*** Supplied material Section Begins ***
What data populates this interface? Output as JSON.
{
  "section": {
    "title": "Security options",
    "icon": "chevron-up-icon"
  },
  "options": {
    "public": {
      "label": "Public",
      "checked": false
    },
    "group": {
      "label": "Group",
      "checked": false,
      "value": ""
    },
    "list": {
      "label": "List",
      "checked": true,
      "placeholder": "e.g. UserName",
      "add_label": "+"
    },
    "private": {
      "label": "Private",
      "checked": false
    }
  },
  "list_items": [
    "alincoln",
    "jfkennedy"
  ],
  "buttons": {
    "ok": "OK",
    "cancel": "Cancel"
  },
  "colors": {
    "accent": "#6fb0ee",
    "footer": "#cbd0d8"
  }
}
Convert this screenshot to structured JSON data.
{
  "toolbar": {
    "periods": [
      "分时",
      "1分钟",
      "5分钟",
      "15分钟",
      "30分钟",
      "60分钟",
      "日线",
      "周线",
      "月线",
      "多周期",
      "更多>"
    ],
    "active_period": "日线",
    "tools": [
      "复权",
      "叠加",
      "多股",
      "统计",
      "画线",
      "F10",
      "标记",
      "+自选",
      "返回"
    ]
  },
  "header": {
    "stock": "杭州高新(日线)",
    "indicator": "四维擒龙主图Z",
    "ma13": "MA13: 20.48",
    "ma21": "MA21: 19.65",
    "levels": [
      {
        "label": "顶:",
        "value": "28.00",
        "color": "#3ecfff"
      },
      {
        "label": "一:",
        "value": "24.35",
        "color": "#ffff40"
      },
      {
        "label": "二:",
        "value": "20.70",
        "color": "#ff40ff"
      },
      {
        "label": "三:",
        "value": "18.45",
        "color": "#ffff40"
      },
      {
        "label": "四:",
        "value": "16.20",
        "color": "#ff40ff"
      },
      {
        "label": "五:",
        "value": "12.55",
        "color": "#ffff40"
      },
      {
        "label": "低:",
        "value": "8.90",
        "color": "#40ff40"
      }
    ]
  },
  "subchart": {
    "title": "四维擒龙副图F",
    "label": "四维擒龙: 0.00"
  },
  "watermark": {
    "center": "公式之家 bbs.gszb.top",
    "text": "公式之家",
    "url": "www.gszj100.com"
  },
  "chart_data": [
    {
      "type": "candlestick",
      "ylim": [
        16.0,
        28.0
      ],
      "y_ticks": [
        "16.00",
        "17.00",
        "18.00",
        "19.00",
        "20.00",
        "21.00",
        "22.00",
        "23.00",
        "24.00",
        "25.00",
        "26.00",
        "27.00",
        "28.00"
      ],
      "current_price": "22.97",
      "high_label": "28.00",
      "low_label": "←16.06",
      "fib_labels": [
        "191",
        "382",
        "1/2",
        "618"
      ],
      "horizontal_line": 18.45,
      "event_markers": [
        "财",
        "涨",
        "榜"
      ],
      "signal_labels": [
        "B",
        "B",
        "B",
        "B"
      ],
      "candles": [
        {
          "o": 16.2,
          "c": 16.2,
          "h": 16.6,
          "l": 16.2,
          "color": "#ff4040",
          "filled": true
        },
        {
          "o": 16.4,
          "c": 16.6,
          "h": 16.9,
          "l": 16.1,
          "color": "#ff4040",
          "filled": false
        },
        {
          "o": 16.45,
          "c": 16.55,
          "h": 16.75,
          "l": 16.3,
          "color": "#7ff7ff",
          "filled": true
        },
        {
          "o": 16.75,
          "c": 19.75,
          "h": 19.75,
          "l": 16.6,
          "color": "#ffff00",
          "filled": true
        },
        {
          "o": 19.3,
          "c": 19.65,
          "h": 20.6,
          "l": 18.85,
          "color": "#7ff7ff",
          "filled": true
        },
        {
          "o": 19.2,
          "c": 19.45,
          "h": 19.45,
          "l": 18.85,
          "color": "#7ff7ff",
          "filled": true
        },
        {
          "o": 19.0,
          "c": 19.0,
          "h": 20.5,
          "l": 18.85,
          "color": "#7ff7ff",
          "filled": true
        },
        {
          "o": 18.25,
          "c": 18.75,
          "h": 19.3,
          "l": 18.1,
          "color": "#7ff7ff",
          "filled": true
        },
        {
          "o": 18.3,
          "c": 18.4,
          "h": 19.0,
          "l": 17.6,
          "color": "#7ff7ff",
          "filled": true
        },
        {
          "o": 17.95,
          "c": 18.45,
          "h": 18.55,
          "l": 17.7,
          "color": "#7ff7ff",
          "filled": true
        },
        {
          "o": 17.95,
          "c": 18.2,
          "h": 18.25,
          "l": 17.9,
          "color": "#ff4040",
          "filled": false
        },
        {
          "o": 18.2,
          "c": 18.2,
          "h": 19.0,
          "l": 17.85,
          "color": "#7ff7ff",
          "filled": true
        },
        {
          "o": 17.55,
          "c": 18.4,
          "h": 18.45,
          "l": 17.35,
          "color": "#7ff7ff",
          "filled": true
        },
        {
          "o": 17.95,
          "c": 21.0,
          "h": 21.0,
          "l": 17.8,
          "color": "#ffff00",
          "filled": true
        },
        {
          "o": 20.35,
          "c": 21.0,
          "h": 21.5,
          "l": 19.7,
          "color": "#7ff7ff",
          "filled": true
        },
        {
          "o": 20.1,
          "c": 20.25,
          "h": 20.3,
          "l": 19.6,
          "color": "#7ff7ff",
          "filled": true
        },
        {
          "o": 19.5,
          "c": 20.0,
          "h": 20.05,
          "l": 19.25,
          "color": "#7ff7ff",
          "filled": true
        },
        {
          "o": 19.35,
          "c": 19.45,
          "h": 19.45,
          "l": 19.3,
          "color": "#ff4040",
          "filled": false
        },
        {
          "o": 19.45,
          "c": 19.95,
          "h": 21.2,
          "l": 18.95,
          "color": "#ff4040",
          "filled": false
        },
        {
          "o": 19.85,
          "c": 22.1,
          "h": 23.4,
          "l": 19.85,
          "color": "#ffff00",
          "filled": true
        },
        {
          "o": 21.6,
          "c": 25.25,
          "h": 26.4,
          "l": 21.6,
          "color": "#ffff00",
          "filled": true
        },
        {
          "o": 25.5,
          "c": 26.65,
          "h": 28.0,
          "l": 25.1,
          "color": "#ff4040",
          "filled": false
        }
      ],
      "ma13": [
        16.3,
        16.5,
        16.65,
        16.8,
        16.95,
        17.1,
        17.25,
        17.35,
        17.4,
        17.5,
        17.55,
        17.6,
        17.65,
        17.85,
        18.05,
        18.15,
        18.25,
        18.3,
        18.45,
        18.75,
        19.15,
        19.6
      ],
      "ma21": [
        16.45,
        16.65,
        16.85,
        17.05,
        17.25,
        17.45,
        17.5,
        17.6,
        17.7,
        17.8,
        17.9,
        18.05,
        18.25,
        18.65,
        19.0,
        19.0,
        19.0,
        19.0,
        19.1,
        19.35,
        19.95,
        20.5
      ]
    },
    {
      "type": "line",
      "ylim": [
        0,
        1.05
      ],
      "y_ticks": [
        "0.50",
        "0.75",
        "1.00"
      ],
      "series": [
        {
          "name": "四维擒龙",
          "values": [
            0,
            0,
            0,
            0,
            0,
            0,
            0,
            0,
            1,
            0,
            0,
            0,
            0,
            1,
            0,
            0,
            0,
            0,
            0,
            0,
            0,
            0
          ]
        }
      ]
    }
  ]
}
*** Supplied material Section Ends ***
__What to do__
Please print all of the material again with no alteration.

__Output of the task__
What data populates this interface? Output as JSON.
{
  "section": {
    "title": "Security options",
    "icon": "chevron-up-icon"
  },
  "options": {
    "public": {
      "label": "Public",
      "checked": false
    },
    "group": {
      "label": "Group",
      "checked": false,
      "value": ""
    },
    "list": {
      "label": "List",
      "checked": true,
      "placeholder": "e.g. UserName",
      "add_label": "+"
    },
    "private": {
      "label": "Private",
      "checked": false
    }
  },
  "list_items": [
    "alincoln",
    "jfkennedy"
  ],
  "buttons": {
    "ok": "OK",
    "cancel": "Cancel"
  },
  "colors": {
    "accent": "#6fb0ee",
    "footer": "#cbd0d8"
  }
}
Convert this screenshot to structured JSON data.
{
  "toolbar": {
    "periods": [
      "分时",
      "1分钟",
      "5分钟",
      "15分钟",
      "30分钟",
      "60分钟",
      "日线",
      "周线",
      "月线",
      "多周期",
      "更多>"
    ],
    "active_period": "日线",
    "tools": [
      "复权",
      "叠加",
      "多股",
      "统计",
      "画线",
      "F10",
      "标记",
      "+自选",
      "返回"
    ]
  },
  "header": {
    "stock": "杭州高新(日线)",
    "indicator": "四维擒龙主图Z",
    "ma13": "MA13: 20.48",
    "ma21": "MA21: 19.65",
    "levels": [
      {
        "label": "顶:",
        "value": "28.00",
        "color": "#3ecfff"
      },
      {
        "label": "一:",
        "value": "24.35",
        "color": "#ffff40"
      },
      {
        "label": "二:",
        "value": "20.70",
        "color": "#ff40ff"
      },
      {
        "label": "三:",
        "value": "18.45",
        "color": "#ffff40"
      },
      {
        "label": "四:",
        "value": "16.20",
        "color": "#ff40ff"
      },
      {
        "label": "五:",
        "value": "12.55",
        "color": "#ffff40"
      },
      {
        "label": "低:",
        "value": "8.90",
        "color": "#40ff40"
      }
    ]
  },
  "subchart": {
    "title": "四维擒龙副图F",
    "label": "四维擒龙: 0.00"
  },
  "watermark": {
    "center": "公式之家 bbs.gszb.top",
    "text": "公式之家",
    "url": "www.gszj100.com"
  },
  "chart_data": [
    {
      "type": "candlestick",
      "ylim": [
        16.0,
        28.0
      ],
      "y_ticks": [
        "16.00",
        "17.00",
        "18.00",
        "19.00",
        "20.00",
        "21.00",
        "22.00",
        "23.00",
        "24.00",
        "25.00",
        "26.00",
        "27.00",
        "28.00"
      ],
      "current_price": "22.97",
      "high_label": "28.00",
      "low_label": "←16.06",
      "fib_labels": [
        "191",
        "382",
        "1/2",
        "618"
      ],
      "horizontal_line": 18.45,
      "event_markers": [
        "财",
        "涨",
        "榜"
      ],
      "signal_labels": [
        "B",
        "B",
        "B",
        "B"
      ],
      "candles": [
        {
          "o": 16.2,
          "c": 16.2,
          "h": 16.6,
          "l": 16.2,
          "color": "#ff4040",
          "filled": true
        },
        {
          "o": 16.4,
          "c": 16.6,
          "h": 16.9,
          "l": 16.1,
          "color": "#ff4040",
          "filled": false
        },
        {
          "o": 16.45,
          "c": 16.55,
          "h": 16.75,
          "l": 16.3,
          "color": "#7ff7ff",
          "filled": true
        },
        {
          "o": 16.75,
          "c": 19.75,
          "h": 19.75,
          "l": 16.6,
          "color": "#ffff00",
          "filled": true
        },
        {
          "o": 19.3,
          "c": 19.65,
          "h": 20.6,
          "l": 18.85,
          "color": "#7ff7ff",
          "filled": true
        },
        {
          "o": 19.2,
          "c": 19.45,
          "h": 19.45,
          "l": 18.85,
          "color": "#7ff7ff",
          "filled": true
        },
        {
          "o": 19.0,
          "c": 19.0,
          "h": 20.5,
          "l": 18.85,
          "color": "#7ff7ff",
          "filled": true
        },
        {
          "o": 18.25,
          "c": 18.75,
          "h": 19.3,
          "l": 18.1,
          "color": "#7ff7ff",
          "filled": true
        },
        {
          "o": 18.3,
          "c": 18.4,
          "h": 19.0,
          "l": 17.6,
          "color": "#7ff7ff",
          "filled": true
        },
        {
          "o": 17.95,
          "c": 18.45,
          "h": 18.55,
          "l": 17.7,
          "color": "#7ff7ff",
          "filled": true
        },
        {
          "o": 17.95,
          "c": 18.2,
          "h": 18.25,
          "l": 17.9,
          "color": "#ff4040",
          "filled": false
        },
        {
          "o": 18.2,
          "c": 18.2,
          "h": 19.0,
          "l": 17.85,
          "color": "#7ff7ff",
          "filled": true
        },
        {
          "o": 17.55,
          "c": 18.4,
          "h": 18.45,
          "l": 17.35,
          "color": "#7ff7ff",
          "filled": true
        },
        {
          "o": 17.95,
          "c": 21.0,
          "h": 21.0,
          "l": 17.8,
          "color": "#ffff00",
          "filled": true
        },
        {
          "o": 20.35,
          "c": 21.0,
          "h": 21.5,
          "l": 19.7,
          "color": "#7ff7ff",
          "filled": true
        },
        {
          "o": 20.1,
          "c": 20.25,
          "h": 20.3,
          "l": 19.6,
          "color": "#7ff7ff",
          "filled": true
        },
        {
          "o": 19.5,
          "c": 20.0,
          "h": 20.05,
          "l": 19.25,
          "color": "#7ff7ff",
          "filled": true
        },
        {
          "o": 19.35,
          "c": 19.45,
          "h": 19.45,
          "l": 19.3,
          "color": "#ff4040",
          "filled": false
        },
        {
          "o": 19.45,
          "c": 19.95,
          "h": 21.2,
          "l": 18.95,
          "color": "#ff4040",
          "filled": false
        },
        {
          "o": 19.85,
          "c": 22.1,
          "h": 23.4,
          "l": 19.85,
          "color": "#ffff00",
          "filled": true
        },
        {
          "o": 21.6,
          "c": 25.25,
          "h": 26.4,
          "l": 21.6,
          "color": "#ffff00",
          "filled": true
        },
        {
          "o": 25.5,
          "c": 26.65,
          "h": 28.0,
          "l": 25.1,
          "color": "#ff4040",
          "filled": false
        }
      ],
      "ma13": [
        16.3,
        16.5,
        16.65,
        16.8,
        16.95,
        17.1,
        17.25,
        17.35,
        17.4,
        17.5,
        17.55,
        17.6,
        17.65,
        17.85,
        18.05,
        18.15,
        18.25,
        18.3,
        18.45,
        18.75,
        19.15,
        19.6
      ],
      "ma21": [
        16.45,
        16.65,
        16.85,
        17.05,
        17.25,
        17.45,
        17.5,
        17.6,
        17.7,
        17.8,
        17.9,
        18.05,
        18.25,
        18.65,
        19.0,
        19.0,
        19.0,
        19.0,
        19.1,
        19.35,
        19.95,
        20.5
      ]
    },
    {
      "type": "line",
      "ylim": [
        0,
        1.05
      ],
      "y_ticks": [
        "0.50",
        "0.75",
        "1.00"
      ],
      "series": [
        {
          "name": "四维擒龙",
          "values": [
            0,
            0,
            0,
            0,
            0,
            0,
            0,
            0,
            1,
            0,
            0,
            0,
            0,
            1,
            0,
            0,
            0,
            0,
            0,
            0,
            0,
            0
          ]
        }
      ]
    }
  ]
}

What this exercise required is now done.